Why Do Dogs Bury Their Heads Infographic:
Please include attribution to Crazy Over Dogs with this graphic.
Go to the image below, right-click it, and choose ‘Save image as’.
Read on to discover the main reasons why dogs bury their heads.
Dogs have been around for a long time and have gotten used to forming packs. They’re known for using this behavior in order to survive the harsh winter months. We know that your dog is no longer out in the wild but it’s still got this instinct with them, so they should be huddling up if they get cold.
If your pup has its nose shoved in a fuzzy blanket, it could be trying to get warm or perhaps doing this to help keep its body temperature steady.
Dogs have a natural instinct to mark up their territory. This may include urinating or distributing their scent in other ways, usually by scratching a spot or rubbing themselves against it
While some dogs might have a lot of facial fur or scents, others don’t and can still mark their territory by burying their noses in you. This is a way of showing other animals that they belong to you.
They Are Fearful:
Instinctually, dogs will hide their nose and belly when they feel threatened because these two areas are the most vulnerable to harm.
You might not think of a dog’s nose being hurt as something very painful, but in fact, it can be. Think about human anatomy for a second. A human nose is only separated from the brain by a few inches!
Pets have a lot of similarities with children; for example, dogs would drink milk from their mothers when they are hungry. To do so, they would bury their heads in their mother’s belly to reach for her milk.
Some dogs go through their puppy years with a habit of burying their head in food. It’s just how they like to eat.
They Need Their Own Space:
Your dog is your best friend and you care about what he does and feels? So why should you put him in a situation which makes him feel uncomfortable or as if he’s being suffocated?
One reason dogs need their own space is because they need to feel safe. Pets are often excluded and without a private, secure space, even if it’s just the outdoors, they can feel anxious.
Dogs usually seek comfort by getting as close as possible to you. This means that they’ll often try to find a nook or cranny somewhere on your body and hide their faces in it. They’ll also be able to feel your warmth which can make them more comfortable.
This behavior is more commonly displayed in dogs that suffer from separation anxiety. When you have left them, they may become destructive or exhibit other unwanted behaviors like howling or crying.

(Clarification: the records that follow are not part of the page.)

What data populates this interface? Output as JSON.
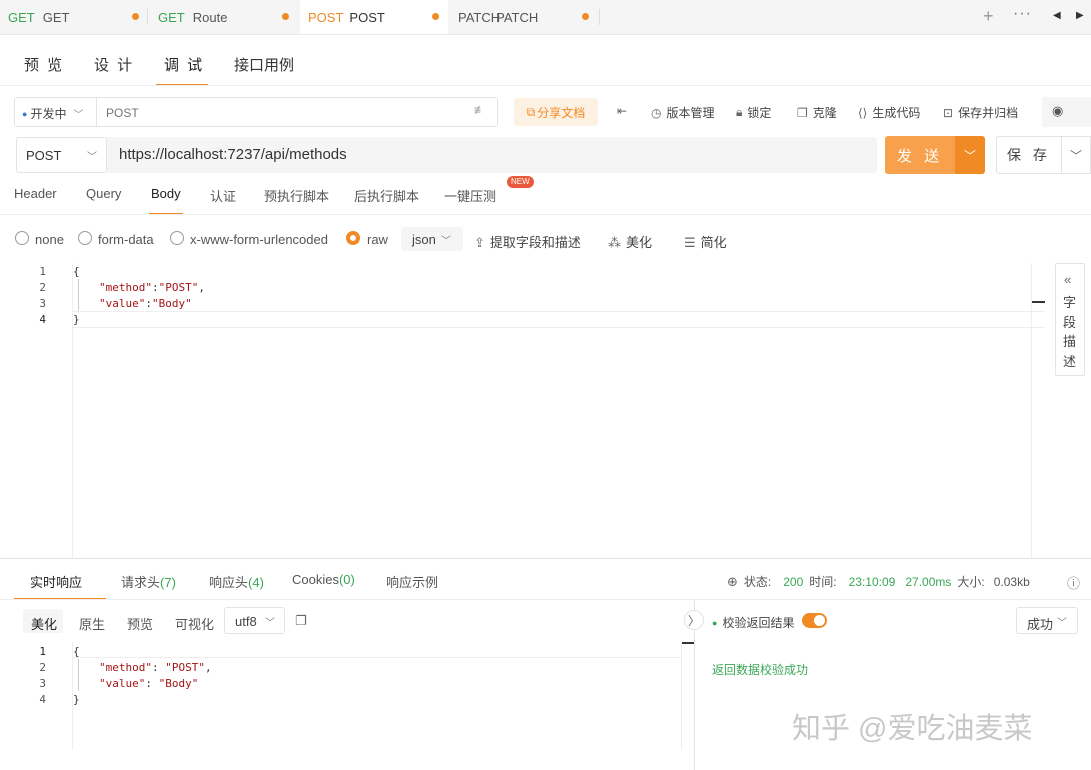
{
  "request_tabs": [
    {
      "method": "GET",
      "name": "GET"
    },
    {
      "method": "GET",
      "name": "Route"
    },
    {
      "method": "POST",
      "name": "POST"
    },
    {
      "method": "PATCH",
      "name": "PATCH"
    }
  ],
  "page_tabs": [
    "预 览",
    "设 计",
    "调 试",
    "接口用例"
  ],
  "env": {
    "label": "开发中",
    "name_placeholder": "POST"
  },
  "toolbar": {
    "share": "分享文档",
    "version": "版本管理",
    "lock": "锁定",
    "clone": "克隆",
    "gen_code": "生成代码",
    "save_archive": "保存并归档"
  },
  "request": {
    "method": "POST",
    "url": "https://localhost:7237/api/methods",
    "send_label": "发 送",
    "save_label": "保 存"
  },
  "body_tabs": [
    "Header",
    "Query",
    "Body",
    "认证",
    "预执行脚本",
    "后执行脚本",
    "一键压测"
  ],
  "new_badge": "NEW",
  "body_types": [
    "none",
    "form-data",
    "x-www-form-urlencoded",
    "raw"
  ],
  "body_format": "json",
  "body_tools": {
    "extract": "提取字段和描述",
    "beautify": "美化",
    "simplify": "简化"
  },
  "side_panel": {
    "label": "字段描述"
  },
  "request_body": {
    "lines": [
      "1",
      "2",
      "3",
      "4"
    ],
    "open": "{",
    "k1": "\"method\"",
    "v1": "\"POST\"",
    "k2": "\"value\"",
    "v2": "\"Body\"",
    "close": "}"
  },
  "response_tabs": [
    "实时响应",
    "请求头",
    "响应头",
    "Cookies",
    "响应示例"
  ],
  "response_counts": {
    "req_headers": "(7)",
    "resp_headers": "(4)",
    "cookies": "(0)"
  },
  "status": {
    "status_label": "状态:",
    "status_value": "200",
    "time_label": "时间:",
    "time_value": "23:10:09",
    "duration": "27.00ms",
    "size_label": "大小:",
    "size_value": "0.03kb"
  },
  "view_tabs": [
    "美化",
    "原生",
    "预览",
    "可视化"
  ],
  "encoding": "utf8",
  "response_body": {
    "lines": [
      "1",
      "2",
      "3",
      "4"
    ],
    "open": "{",
    "k1": "\"method\"",
    "v1": "\"POST\"",
    "k2": "\"value\"",
    "v2": "\"Body\"",
    "close": "}"
  },
  "validation": {
    "label": "校验返回结果",
    "result_select": "成功",
    "message": "返回数据校验成功"
  },
  "watermark": "知乎 @爱吃油麦菜",
  "colors": {
    "accent": "#f08a24",
    "get": "#3aa655",
    "success": "#3aa655"
  }
}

In an article by the American Psychological Association, the article talks about how dogs are very capable of picking up on their owner’s behavior. They are able to sense the tension in their owner’s voice and can respond accordingly. The article talks about how a dog can pick up on its owner’s feelings, and that they can even mimic their owner’s anger or happiness.
Having their owner stay covered up before bed might make dogs want to sleep like them by curling up and burying themselves under the blanket.

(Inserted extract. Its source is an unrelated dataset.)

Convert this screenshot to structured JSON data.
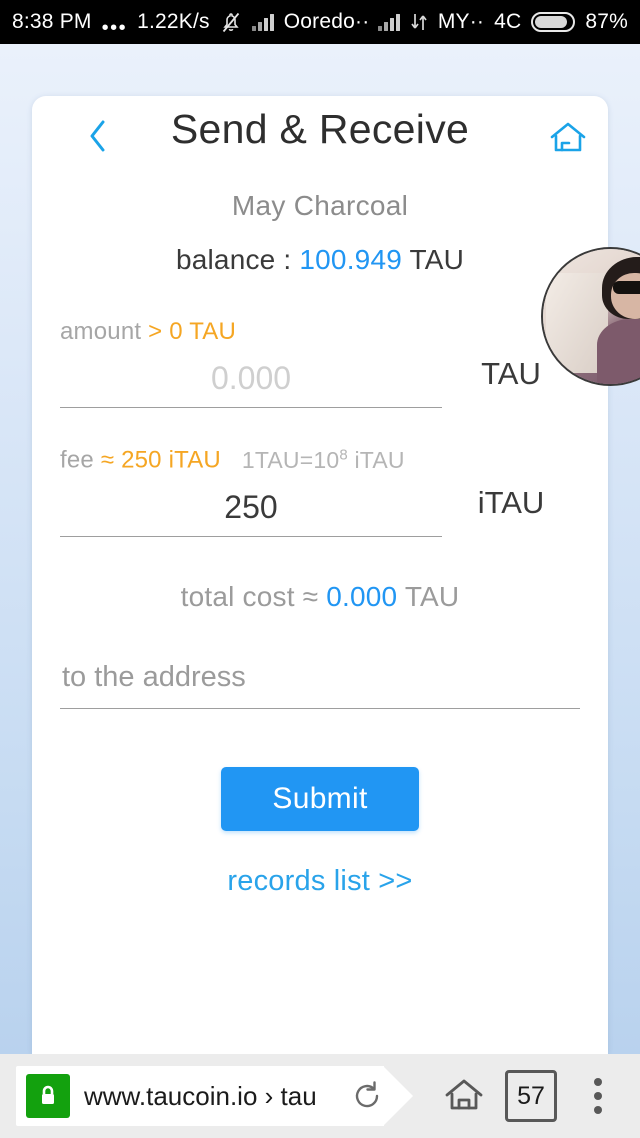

They Want One Of Those Pillows:
It’s not always clear why some dogs sleep under the pillows of their owners, but there are a few theories.
It’s soft, it’s fluffy, it’s comfortable – what more can they ask for?
A great pillow will make you feel better, no matter if you’re napping or have an extended full sleep. You may not realize it, but the feeling of pressure and comfort that a pillow provides for your dog is just as important.
Dogs bury their head in blankets for a variety of reasons. Dogs do this to keep warm, to feel safe, or to hide when they are feeling anxious.
Dogs require some effort from us in order to understand them. They cannot tell us in words, so we must be careful with the subtle signals they send to know if they’re feeling anxious, just curious, or feeling cold and want to stay warm.
It could be that they simply want physical contact such as burying their heads in pillows, blankets, or just on your lap. The act of burying one’s head may be an instinctual response that the dog learned while still young.
Disclaimer: All material on this website is provided for your information only. It may not be construed as medical advice. No action or inaction should be taken based solely on the contents of this information. Instead, readers should consult appropriate health professionals or veterinarians on any matter relating to their pet’s health and well-being. The publisher is not responsible for errors or omissions.